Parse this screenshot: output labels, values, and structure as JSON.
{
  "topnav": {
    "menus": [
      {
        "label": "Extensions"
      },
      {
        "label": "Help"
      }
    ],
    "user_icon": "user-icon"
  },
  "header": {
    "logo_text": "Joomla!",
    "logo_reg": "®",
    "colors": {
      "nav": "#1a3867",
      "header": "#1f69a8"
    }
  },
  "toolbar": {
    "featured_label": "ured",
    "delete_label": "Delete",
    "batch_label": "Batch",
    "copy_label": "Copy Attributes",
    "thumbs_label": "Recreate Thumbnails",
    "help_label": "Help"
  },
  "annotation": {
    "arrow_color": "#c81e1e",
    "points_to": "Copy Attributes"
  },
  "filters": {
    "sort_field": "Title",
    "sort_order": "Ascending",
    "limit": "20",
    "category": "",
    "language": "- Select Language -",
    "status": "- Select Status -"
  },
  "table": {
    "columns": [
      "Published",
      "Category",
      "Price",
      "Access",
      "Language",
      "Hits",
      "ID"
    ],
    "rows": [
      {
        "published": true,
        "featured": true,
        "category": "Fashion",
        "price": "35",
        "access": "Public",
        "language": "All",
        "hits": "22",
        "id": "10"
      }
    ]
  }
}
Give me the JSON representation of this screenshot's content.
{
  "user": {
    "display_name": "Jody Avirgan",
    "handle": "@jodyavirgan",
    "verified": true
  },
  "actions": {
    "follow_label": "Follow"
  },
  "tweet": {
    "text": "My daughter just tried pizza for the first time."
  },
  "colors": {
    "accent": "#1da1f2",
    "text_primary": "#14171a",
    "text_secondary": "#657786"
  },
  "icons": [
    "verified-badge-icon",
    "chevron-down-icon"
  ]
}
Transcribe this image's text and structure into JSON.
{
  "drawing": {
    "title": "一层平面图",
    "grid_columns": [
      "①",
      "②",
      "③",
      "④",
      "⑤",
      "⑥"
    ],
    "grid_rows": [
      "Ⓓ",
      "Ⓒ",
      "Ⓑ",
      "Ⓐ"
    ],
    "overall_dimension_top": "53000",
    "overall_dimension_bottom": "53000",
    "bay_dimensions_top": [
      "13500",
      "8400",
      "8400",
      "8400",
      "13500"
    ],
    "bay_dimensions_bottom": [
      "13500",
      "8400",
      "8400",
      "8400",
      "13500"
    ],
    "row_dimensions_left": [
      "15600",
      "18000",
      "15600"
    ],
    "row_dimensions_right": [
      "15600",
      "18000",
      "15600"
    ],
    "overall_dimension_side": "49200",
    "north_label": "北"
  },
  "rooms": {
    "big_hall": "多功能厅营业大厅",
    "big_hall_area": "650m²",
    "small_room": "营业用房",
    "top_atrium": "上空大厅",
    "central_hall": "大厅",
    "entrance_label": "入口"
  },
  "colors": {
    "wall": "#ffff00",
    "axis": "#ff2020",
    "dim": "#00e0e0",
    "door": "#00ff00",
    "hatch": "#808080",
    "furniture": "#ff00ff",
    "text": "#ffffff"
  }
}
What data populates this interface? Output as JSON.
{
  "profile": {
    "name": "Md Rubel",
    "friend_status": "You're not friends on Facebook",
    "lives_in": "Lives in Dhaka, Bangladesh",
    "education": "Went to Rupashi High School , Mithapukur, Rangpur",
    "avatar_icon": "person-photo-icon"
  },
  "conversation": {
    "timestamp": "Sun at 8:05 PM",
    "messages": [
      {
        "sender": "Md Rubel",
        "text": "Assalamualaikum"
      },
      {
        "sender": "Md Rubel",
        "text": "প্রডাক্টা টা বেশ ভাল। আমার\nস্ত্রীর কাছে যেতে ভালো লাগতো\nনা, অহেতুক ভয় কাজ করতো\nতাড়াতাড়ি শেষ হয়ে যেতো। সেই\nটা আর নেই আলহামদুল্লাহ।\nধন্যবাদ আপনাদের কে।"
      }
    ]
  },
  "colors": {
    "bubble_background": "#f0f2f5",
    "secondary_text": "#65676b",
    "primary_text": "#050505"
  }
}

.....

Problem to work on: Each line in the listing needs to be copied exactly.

Answer to this problem:
Parse this screenshot: output labels, values, and structure as JSON.
{
  "topnav": {
    "menus": [
      {
        "label": "Extensions"
      },
      {
        "label": "Help"
      }
    ],
    "user_icon": "user-icon"
  },
  "header": {
    "logo_text": "Joomla!",
    "logo_reg": "®",
    "colors": {
      "nav": "#1a3867",
      "header": "#1f69a8"
    }
  },
  "toolbar": {
    "featured_label": "ured",
    "delete_label": "Delete",
    "batch_label": "Batch",
    "copy_label": "Copy Attributes",
    "thumbs_label": "Recreate Thumbnails",
    "help_label": "Help"
  },
  "annotation": {
    "arrow_color": "#c81e1e",
    "points_to": "Copy Attributes"
  },
  "filters": {
    "sort_field": "Title",
    "sort_order": "Ascending",
    "limit": "20",
    "category": "",
    "language": "- Select Language -",
    "status": "- Select Status -"
  },
  "table": {
    "columns": [
      "Published",
      "Category",
      "Price",
      "Access",
      "Language",
      "Hits",
      "ID"
    ],
    "rows": [
      {
        "published": true,
        "featured": true,
        "category": "Fashion",
        "price": "35",
        "access": "Public",
        "language": "All",
        "hits": "22",
        "id": "10"
      }
    ]
  }
}
Give me the JSON representation of this screenshot's content.
{
  "user": {
    "display_name": "Jody Avirgan",
    "handle": "@jodyavirgan",
    "verified": true
  },
  "actions": {
    "follow_label": "Follow"
  },
  "tweet": {
    "text": "My daughter just tried pizza for the first time."
  },
  "colors": {
    "accent": "#1da1f2",
    "text_primary": "#14171a",
    "text_secondary": "#657786"
  },
  "icons": [
    "verified-badge-icon",
    "chevron-down-icon"
  ]
}
Transcribe this image's text and structure into JSON.
{
  "drawing": {
    "title": "一层平面图",
    "grid_columns": [
      "①",
      "②",
      "③",
      "④",
      "⑤",
      "⑥"
    ],
    "grid_rows": [
      "Ⓓ",
      "Ⓒ",
      "Ⓑ",
      "Ⓐ"
    ],
    "overall_dimension_top": "53000",
    "overall_dimension_bottom": "53000",
    "bay_dimensions_top": [
      "13500",
      "8400",
      "8400",
      "8400",
      "13500"
    ],
    "bay_dimensions_bottom": [
      "13500",
      "8400",
      "8400",
      "8400",
      "13500"
    ],
    "row_dimensions_left": [
      "15600",
      "18000",
      "15600"
    ],
    "row_dimensions_right": [
      "15600",
      "18000",
      "15600"
    ],
    "overall_dimension_side": "49200",
    "north_label": "北"
  },
  "rooms": {
    "big_hall": "多功能厅营业大厅",
    "big_hall_area": "650m²",
    "small_room": "营业用房",
    "top_atrium": "上空大厅",
    "central_hall": "大厅",
    "entrance_label": "入口"
  },
  "colors": {
    "wall": "#ffff00",
    "axis": "#ff2020",
    "dim": "#00e0e0",
    "door": "#00ff00",
    "hatch": "#808080",
    "furniture": "#ff00ff",
    "text": "#ffffff"
  }
}
What data populates this interface? Output as JSON.
{
  "profile": {
    "name": "Md Rubel",
    "friend_status": "You're not friends on Facebook",
    "lives_in": "Lives in Dhaka, Bangladesh",
    "education": "Went to Rupashi High School , Mithapukur, Rangpur",
    "avatar_icon": "person-photo-icon"
  },
  "conversation": {
    "timestamp": "Sun at 8:05 PM",
    "messages": [
      {
        "sender": "Md Rubel",
        "text": "Assalamualaikum"
      },
      {
        "sender": "Md Rubel",
        "text": "প্রডাক্টা টা বেশ ভাল। আমার\nস্ত্রীর কাছে যেতে ভালো লাগতো\nনা, অহেতুক ভয় কাজ করতো\nতাড়াতাড়ি শেষ হয়ে যেতো। সেই\nটা আর নেই আলহামদুল্লাহ।\nধন্যবাদ আপনাদের কে।"
      }
    ]
  },
  "colors": {
    "bubble_background": "#f0f2f5",
    "secondary_text": "#65676b",
    "primary_text": "#050505"
  }
}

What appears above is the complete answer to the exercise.